A recent study published in JAMA highlights a significant disparity in mortality rates between black and white individuals in the United States. The study found that the mortality rate for black people is considerably higher due to the way the medical care system treats them based on their race, according to CBS News.
The researchers noted that after a period of progress in reducing disparities, improvements stalled, and the differences between the black and white populations worsened in 2020. From 1999 to 2020, the black population experienced over 1.63 million more deaths and lost more than 80 million excess years of life compared to the white population.
Heart disease emerged as the leading cause of excess mortality rates, with infants and middle-aged adults experiencing the largest rates of potential life loss. Cancer, particularly in men, also contributed significantly to the disparity in deaths, according to the study.
The COVID-19 pandemic further exacerbated the disproportionate impact on the black population, as revealed by a previous study published in 2020.
Dr. Harlan Krumholz, the lead author of the study, emphasized that race is a social construct and should not determine life expectancies. He highlighted the need for addressing the social and systemic factors that lead to these disparities, including where people live, their exposures, and the way the healthcare system treats them based on race.

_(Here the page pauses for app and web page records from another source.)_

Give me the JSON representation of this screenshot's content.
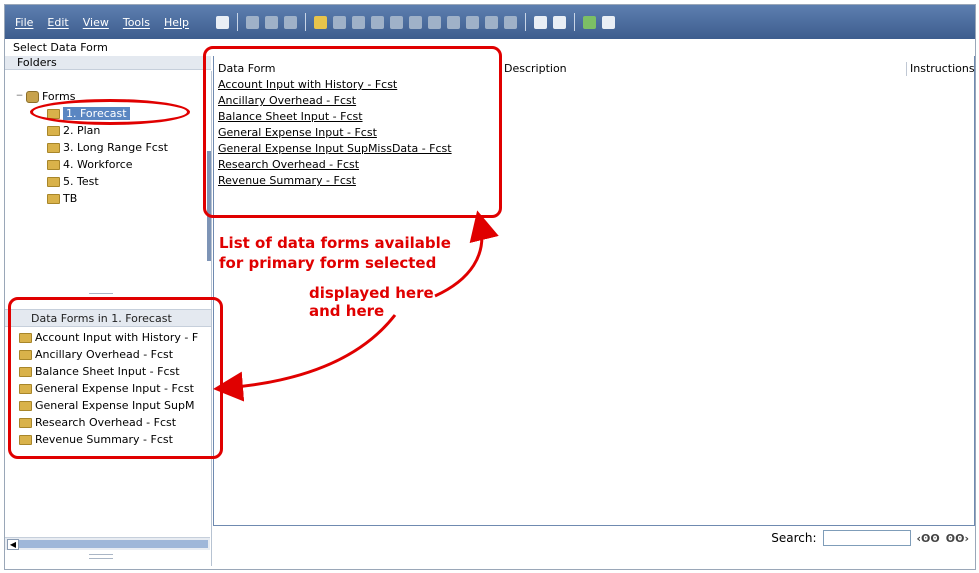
{
  "menu": [
    "File",
    "Edit",
    "View",
    "Tools",
    "Help"
  ],
  "page_title": "Select Data Form",
  "folders_header": "Folders",
  "tree": {
    "root": "Forms",
    "items": [
      "1. Forecast",
      "2. Plan",
      "3. Long Range Fcst",
      "4. Workforce",
      "5. Test",
      "TB"
    ],
    "selected_index": 0
  },
  "data_forms_panel": {
    "header": "Data Forms in 1. Forecast",
    "items": [
      "Account Input with History - F",
      "Ancillary Overhead - Fcst",
      "Balance Sheet Input - Fcst",
      "General Expense Input - Fcst",
      "General Expense Input SupM",
      "Research Overhead - Fcst",
      "Revenue Summary - Fcst"
    ]
  },
  "table": {
    "columns": [
      "Data Form",
      "Description",
      "Instructions"
    ],
    "rows": [
      "Account Input with History - Fcst",
      "Ancillary Overhead - Fcst",
      "Balance Sheet Input - Fcst",
      "General Expense Input - Fcst",
      "General Expense Input SupMissData - Fcst",
      "Research Overhead - Fcst",
      "Revenue Summary - Fcst"
    ]
  },
  "search": {
    "label": "Search:",
    "value": ""
  },
  "annotations": {
    "line1": "List of data forms available",
    "line2": "for primary form selected",
    "line3": "displayed here",
    "line4": "and here",
    "color": "#e00000"
  },
  "colors": {
    "toolbar": "#4a6a9c",
    "selection": "#5a86c2"
  }
}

The study’s findings serve as a sobering reminder that preventable deaths continue to occur, and it is crucial to configure society in a way that eliminates these disparities and responds to the needs of marginalized communities. The authors emphasized the urgent need for recognizing and addressing these disparities, particularly among infants and children, to reduce the number of excess deaths and minimize the pronounced disparity in years of potential life lost.